However, after testing bees from a nearby hive, the experts determined the dog was killed by the more common species.
Apparently a honeycomb had blown away from a hive in a nearby tree and landed in Leonard’s yard. The dog was attacked when she came to investigate.
Bee attacks are rare, but any time a hive is threatened, the bees will become aggressive, no matter the species.
According to the Centers for Disease Control and Prevention, about 90-100 people are killed in this country every year as a result of allergic reactions to the stings of bees, hornets and wasps, making bees the second-most deadly animal in the United States — after human beings. But that’s out of the many thousands stung by bees each year.
“Lightning is a much greater danger than bees in Florida,” the beekeepers association’s Wisnioski says. “Walking quickly is what we teach. Get inside a car, a house. You do not stand there and swat at them.”
• • •
“I didn’t pick this hobby,” Nancy Palilonis says. “The bees picked me.”
When she was growing up in Binghamton, N.Y., in the 1950s, her father and uncle bought some beekeeping equipment for $20.
“We got enough honey to take care of three families,” she remembers. “And when I turned 7 my father said, ‘You’re old enough to help now.’ It was a family process to harvest the honey.”
In 2009, Palilonis bought a home off Lindell Boulevard in Delray Beach and found bees had invaded the garage wall. An extractor from the PBC Beekeepers Association who removed the hive encouraged Palilonis to renew her childhood friendship with bees.
Today, she keeps three hives, three smaller “starter hives” and volunteers as a mentor with the association.
“It’s work,” she says, sweating behind her hood, veil and long-sleeved coat. “But I enjoy the social element, interacting with other beekeepers and introducing people to it.”
Her hives yield about 20 pounds per hive a year, which she harvests through a strainer placed atop a 5-gallon bucket. The honey drips from the frame to the bucket, and she stores the remaining wax in her freezer, to be melted down someday.
“I’ve bought a candle mold,” she says.
She’d like more hives — a few more, anyway — but hesitates to name a number.
“I’d have to think about that,” she says.
It’s not for fear her neighbors might complain.
“I give my neighbors honey,” she says.
• • •
The first time Colleen Paul-Hus and her children harvested the hive, they came away with about 3 pounds of honey, which gave them seven Mason jars full and a huge sense of sweet satisfaction.

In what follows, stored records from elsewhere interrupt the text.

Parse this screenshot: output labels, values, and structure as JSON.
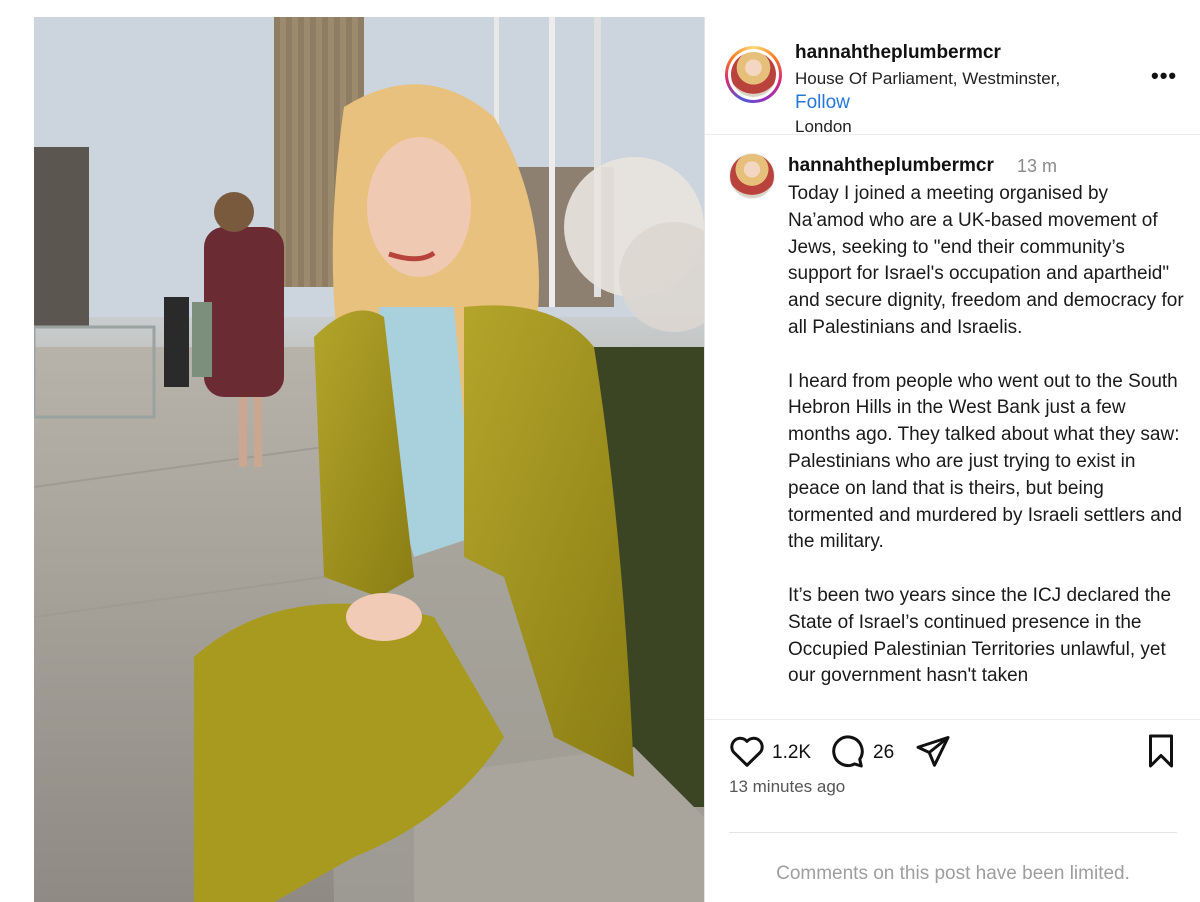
{
  "post": {
    "username": "hannahtheplumbermcr",
    "location_line1": "House Of Parliament, Westminster,",
    "location_line2": "London",
    "follow_label": "Follow",
    "more_label": "•••"
  },
  "caption": {
    "username": "hannahtheplumbermcr",
    "time": "13 m",
    "paragraphs": [
      "Today I joined a meeting organised by Na’amod who are a UK-based movement of Jews, seeking to \"end their community’s support for Israel's occupation and apartheid\" and secure dignity, freedom and democracy for all Palestinians and Israelis.",
      "I heard from people who went out to the South Hebron Hills in the West Bank just a few months ago. They talked about what they saw: Palestinians who are just trying to exist in peace on land that is theirs, but being tormented and murdered by Israeli settlers and the military.",
      "It’s been two years since the ICJ declared the State of Israel’s continued presence in the Occupied Palestinian Territories unlawful, yet our government hasn't taken"
    ]
  },
  "actions": {
    "likes": "1.2K",
    "comments": "26",
    "icons": [
      "heart-icon",
      "comment-icon",
      "share-icon",
      "bookmark-icon"
    ]
  },
  "time_ago": "13 minutes ago",
  "comments_notice": "Comments on this post have been limited.",
  "colors": {
    "follow": "#2577d8",
    "muted": "#9e9e9e"
  }
}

“It’s like getting your first egg from a chicken,” she says.
And that’s why people want to keep bees.
The stinger stings. But the honey’s sweet.
For more information, contact the Palm Beach County Beekeepers Association at 206-4483 or visit www.palmbeachbeekeepers.com.